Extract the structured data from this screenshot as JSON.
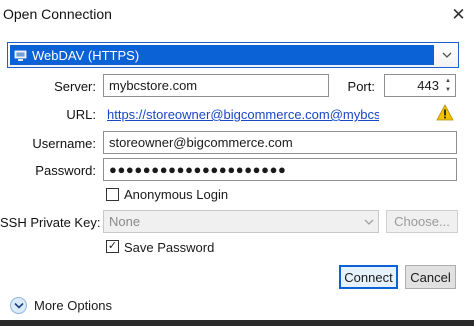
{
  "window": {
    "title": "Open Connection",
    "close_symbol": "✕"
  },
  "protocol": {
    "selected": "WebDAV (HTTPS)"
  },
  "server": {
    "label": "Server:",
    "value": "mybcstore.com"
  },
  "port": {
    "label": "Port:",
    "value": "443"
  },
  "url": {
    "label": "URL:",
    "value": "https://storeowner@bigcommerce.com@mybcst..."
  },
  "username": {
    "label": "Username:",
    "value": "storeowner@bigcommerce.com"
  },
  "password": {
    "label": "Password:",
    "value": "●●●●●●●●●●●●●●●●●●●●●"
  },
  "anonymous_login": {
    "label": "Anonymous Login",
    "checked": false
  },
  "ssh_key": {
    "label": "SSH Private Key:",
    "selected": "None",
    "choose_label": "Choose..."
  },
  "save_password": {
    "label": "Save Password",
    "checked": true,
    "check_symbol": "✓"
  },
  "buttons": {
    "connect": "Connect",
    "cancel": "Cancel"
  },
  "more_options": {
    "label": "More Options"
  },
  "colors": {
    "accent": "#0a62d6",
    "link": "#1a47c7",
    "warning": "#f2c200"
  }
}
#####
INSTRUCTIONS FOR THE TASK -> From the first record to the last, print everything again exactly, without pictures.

SOLUTION TO THIS EXERCISE ->
Extract the structured data from this screenshot as JSON.
{
  "window": {
    "title": "Open Connection",
    "close_symbol": "✕"
  },
  "protocol": {
    "selected": "WebDAV (HTTPS)"
  },
  "server": {
    "label": "Server:",
    "value": "mybcstore.com"
  },
  "port": {
    "label": "Port:",
    "value": "443"
  },
  "url": {
    "label": "URL:",
    "value": "https://storeowner@bigcommerce.com@mybcst..."
  },
  "username": {
    "label": "Username:",
    "value": "storeowner@bigcommerce.com"
  },
  "password": {
    "label": "Password:",
    "value": "●●●●●●●●●●●●●●●●●●●●●"
  },
  "anonymous_login": {
    "label": "Anonymous Login",
    "checked": false
  },
  "ssh_key": {
    "label": "SSH Private Key:",
    "selected": "None",
    "choose_label": "Choose..."
  },
  "save_password": {
    "label": "Save Password",
    "checked": true,
    "check_symbol": "✓"
  },
  "buttons": {
    "connect": "Connect",
    "cancel": "Cancel"
  },
  "more_options": {
    "label": "More Options"
  },
  "colors": {
    "accent": "#0a62d6",
    "link": "#1a47c7",
    "warning": "#f2c200"
  }
}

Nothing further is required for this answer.